The Fatal Five
The Fatal Five(pop culture)
The futuristic teen superteam the Legion of Super-Heroes (LSH) meets its match in the Jim Shooter–written/Curt Swan–illustrated Adventure Comics #352–#353 (1967) as the vast and virulent galaxy-gulper the Sun-Eater zeroes in on thirtieth- century Earth's sun. When their efforts to repress the Sun-Eater fail, the desperate Legionnaires recruit a quintet of heavy hitters for an assist: Tharok, a cruel, technologically enhanced scientist (Tharok's entire body is vertically halved, his left side, from head to toe, being mechanical); Tharok's obedient charge Validus, a 25-foot mindless, infinitely powerful behemoth that fires lethal psionic bolts; the Emerald Empress, a lime-haired beauty who commands the power totem called the Emerald Eye, a bizarre, floating orb; the Persuader, a husky, iron-masked executioner who wields an atomic ax that slices through any matter or energy field; and Mano, a bubble-helmeted mutant from a toxic world whose right hand—which he normally gloves—can disintegrate any substance. A meeting of minds between Tharok and Legionnaire Brainiac 5 conceives a bomb which must be deposited into the belly of the beast, and valiant Legionnaire Ferro Lad sacrifices his life to deliver the payload. The villains refuse the indebted LSH's offer to pardon their crimes and instead pool their resources as the cacophonous cadre the Fatal Five, hell-bent on conquering the universe they just helped save.
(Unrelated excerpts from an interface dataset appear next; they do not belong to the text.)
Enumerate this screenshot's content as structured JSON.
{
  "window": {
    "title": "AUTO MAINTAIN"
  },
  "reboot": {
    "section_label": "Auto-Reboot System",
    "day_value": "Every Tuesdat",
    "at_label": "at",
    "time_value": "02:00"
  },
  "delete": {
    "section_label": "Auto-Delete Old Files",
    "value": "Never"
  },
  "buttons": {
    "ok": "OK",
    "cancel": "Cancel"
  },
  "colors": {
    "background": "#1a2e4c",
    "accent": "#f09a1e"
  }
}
The Fatal Five returned in Adventure #365–#366 (1968) as the warlords of the planet Talok VIII; the Legion's headquarters was destroyed in that epic's climactic battle. Throughout the 1970s and 1980s the Fatal Five continued their path of destruction through the pages of Legion stories, perpetrating the death of Legionnaire Invisible Kid and a full-scale assault on the LSH, orchestrated by Tharok's clone the Dark Man. The reverberations caused by the 1986 revamp of Superman in the Man of Steel miniseries rattled Legion lore and caused several subsequent LSH reboots, the trickle-down effect altering the Fatal Five's history. The Fatal Five—boasting the same lethal lineup as the original group—were reintroduced in Legionnaires #34 (1996). In this revised continuity, the Legion assembled the Fatal Five at the behest of United Planets' President Chu, who covertly conspired to ignite an intergalactic war via her manipulation of the Sun-Eater threat. DC Comics readers were puzzled when the Menaces from Tomorrow reappeared in the twentyfirst- century adventures of the Man of Tomorrow in Superman vol. 2 #171 (2001). “Good characters are good characters,” remarked that comic's writer, Jeph Loeb, in a 2001 online interview; “One of the things about using a combined universe should be to combine the characters.” The Fatal Fivers pitted against Superman in Loeb and artist Ed McGuiness' tale were actually duplicates created by Brainiac 13. The “real” Fatal Five returned in The Legion #16 (2003), and will no doubt perennially plague the current and any future incarnations of the Legion. A twenty-first-century version of the Persuader, a rebellious Metropolis citizen with an ax to grind, was introduced in Adventures of Superman #601 (2002).